      Mary Norton 2 years ago from Ontario, Canada

      Thank you MelRootsNWrites. It seems, elephants have very good memories.

    • MelRootsNWrites profile image

      Melody Lassalle 2 years ago from California

      Thank you for sharing the story of the two elephants named Sambo. I felt bad for the one but was happy to see the other was well loved. I think elephants are intelligent and sensitive. I remember watching a documentary where they would return to their graveyard to grieve. It was very touching.

    • Kristen Howe profile image

      Kristen Howe 2 years ago from Northeast Ohio

      Thanks Mary for your kind words. It'll be one year next Tuesday.

    • aesta1 profile image

      Mary Norton 2 years ago from Ontario, Canada

      Kristen, I am sorry about your loss but I am now in Phnom Penh and will greet Sambo for you.

    • Kristen Howe profile image

      Kristen Howe 2 years ago from Northeast Ohio

      This was a great hub about the treatment of Sambo. I love elephants, my family's emblem, especially for my mom before she died last spring. This tugged on my heart-string, since I'm against animal cruelty in any form. Voted up!

    • aesta1 profile image

      Mary Norton 2 years ago from Ontario, Canada

      Thank you again Susie. I am now back in Phnom Penh and will see my favourite Sambo.

    • colorfulone profile image

      Susie Lehto 2 years ago from Minnesota

      I just saw this hub in my feed, and remember reading some years ago.

      I love elephants, they are awesome creatures.

    • aesta1 profile image

      Mary Norton 2 years ago from Ontario, Canada

      Thank you Elsie. Yes, there always is a breaking point even for elephants.

    • aesta1 profile image

      Mary Norton 2 years ago from Ontario, Canada

      That must have been quite a picture.

    • peachpurple profile image

      peachy 2 years ago from Home Sweet Home

      i once make a donation to the elephant fund at Thailand and they sent me a photo of the elephant itself. SO happy!

    • Elsie Hagley profile image

      Elsie Hagley 2 years ago from New Zealand

      This is a very interesting article about elephants in Asia, any animal can not stand being treated bad, there's always a breaking point, thanks for sharing with us.

      You have very nice photos, lucky you, having spent time with such a wonderful animal.

    • profile image

      anonymous 4 years ago

      I've never been on an elephant. I read the book Water For The Elephants and it made me cry. Fascinating site here.

    • profile image

      miaponzo 4 years ago

      I just LOVE elephants! We got up close and personal with some at the Burnett Park Zoo in Syracuse NY when we were there 2 summers ago!!! So rough (their skin) !!!! But soooo sweet!

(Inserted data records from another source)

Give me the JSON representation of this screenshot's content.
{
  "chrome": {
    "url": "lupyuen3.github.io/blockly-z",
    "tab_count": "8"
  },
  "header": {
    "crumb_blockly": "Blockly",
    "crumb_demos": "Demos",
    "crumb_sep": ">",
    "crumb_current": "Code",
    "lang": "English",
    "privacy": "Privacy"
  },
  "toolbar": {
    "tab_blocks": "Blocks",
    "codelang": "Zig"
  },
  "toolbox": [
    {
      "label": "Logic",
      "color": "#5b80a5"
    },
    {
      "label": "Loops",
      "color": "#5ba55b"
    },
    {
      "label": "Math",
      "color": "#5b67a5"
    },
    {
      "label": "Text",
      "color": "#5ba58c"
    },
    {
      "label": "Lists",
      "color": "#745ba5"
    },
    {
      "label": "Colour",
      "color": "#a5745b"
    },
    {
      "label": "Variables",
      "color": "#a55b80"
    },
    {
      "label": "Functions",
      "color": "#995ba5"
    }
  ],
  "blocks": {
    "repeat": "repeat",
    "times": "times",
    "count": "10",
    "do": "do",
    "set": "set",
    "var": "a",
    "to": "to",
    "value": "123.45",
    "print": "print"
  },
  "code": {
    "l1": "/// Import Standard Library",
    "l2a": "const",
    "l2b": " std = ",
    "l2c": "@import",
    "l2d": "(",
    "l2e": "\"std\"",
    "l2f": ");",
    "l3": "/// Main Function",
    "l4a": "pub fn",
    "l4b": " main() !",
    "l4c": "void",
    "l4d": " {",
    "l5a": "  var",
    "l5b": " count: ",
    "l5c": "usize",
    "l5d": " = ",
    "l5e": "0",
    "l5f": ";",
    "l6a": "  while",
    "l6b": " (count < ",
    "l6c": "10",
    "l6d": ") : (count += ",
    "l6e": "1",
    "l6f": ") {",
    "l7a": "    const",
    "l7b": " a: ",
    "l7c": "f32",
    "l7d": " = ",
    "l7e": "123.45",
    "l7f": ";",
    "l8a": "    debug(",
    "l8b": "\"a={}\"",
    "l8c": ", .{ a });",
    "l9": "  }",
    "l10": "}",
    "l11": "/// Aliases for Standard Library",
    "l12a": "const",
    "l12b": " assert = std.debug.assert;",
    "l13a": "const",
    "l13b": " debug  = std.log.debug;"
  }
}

    • Wednesday-Elf profile image

      Wednesday-Elf 4 years ago from Savannah, Georgia

      I love your writing style here, especially in your intro. I really enjoyed your Elephant tales.

    • profile image

      anonymous 5 years ago

      Been a while since I stopped by here. I really love this lens and shared it on FaceBook and refreshed the blessing. :)

    • Sylvestermouse profile image

      Cynthia Sylvestermouse 5 years ago from United States

      In celebration of Friendship Day 2012, I am returning to some of my favorite lenses for fun, sharing and renewed blessings :) Friends Still Make it All Worthwhile!

    • RetroMom profile image

      RetroMom 5 years ago

      Elephants are wonderful. It's sad to see them mistreated though.

    • profile image

      DecoratingMom411 5 years ago

      Elephants are great creatures. They are smart and they give joy to the people. But it is sad to know how bad they are treated and how rigorous their trainings are. Beautiful lens.

    • Anthony Altorenna profile image

      Anthony Altorenna 5 years ago from Connecticut

      Elephants are majestic creatures, and it it sad to see them mistreated in circuses and for other human activities. Hopefully, the nations where these amazing animals still roam freely in the wild will step up their efforts to protect the remaining populations for future generations.

    • TonyPayne profile image

      Tony Payne 6 years ago from Southampton, UK

      I haven't been on an elephant in Asia, but I did see them in Thailand, and they are wonderful animals. It's sad to see them abused and mistreated. This is a wonderful lens, and it has my blessing.

    • orange3 lm profile image

      orange3 lm 6 years ago

      Wow! Incredible story. Elephants are amazing! Thanks for sharing.

    • dogface lm profile image

      dogface lm 6 years ago

      Elephants are nice animals. I remember having a presentation on elephants at school several years ago.

    • sukkran trichy profile image

      sukkran trichy 6 years ago from Trichy/Tamil Nadu

      awesome lens. photos, vids and informations are great. nicely presented lens.

    • PromptWriter profile image

      Moe Wood 6 years ago from Eastern Ontario

      I think they are amazing creatures but like anything have their limits. They put up with a lot -- especially when it comes to humans. I watched some of the elephant gone wild footage and it was horrific but not totally surprising to me. They have considerable patience for us for the most part. I don't even have that much patience.

    • norma-holt profile image

      norma-holt 6 years ago

      Magnificent animals and beautifully crafted lens. Very sad story as well. *-*Blessed*-* and featured on Angel blessings for Dogs on Squidoo - Other animals

    • Sylvestermouse profile image

      Cynthia Sylvestermouse 6 years ago from United States

      I am glad Sambo was given an opportunity for peace and happiness before his death. I am only sorry that he had to suffer so much before he was rescued. Thank you for sharing his story with us all.

    • profile image

      anonymous 6 years ago

      No, I have not been on an elephant in Asia. I would guess it would be an amazing experience. Even the most passive of being has a breaking point and there are consequences that nobody will like. My heart broke for Sambo. Wonderfully and sensitively shared. Almost immediately, I thought I would have to get this featured on my elephant lens and I just saw you have it here ~ you are such a friend! I'll remember Sambo on Valentine's Day each year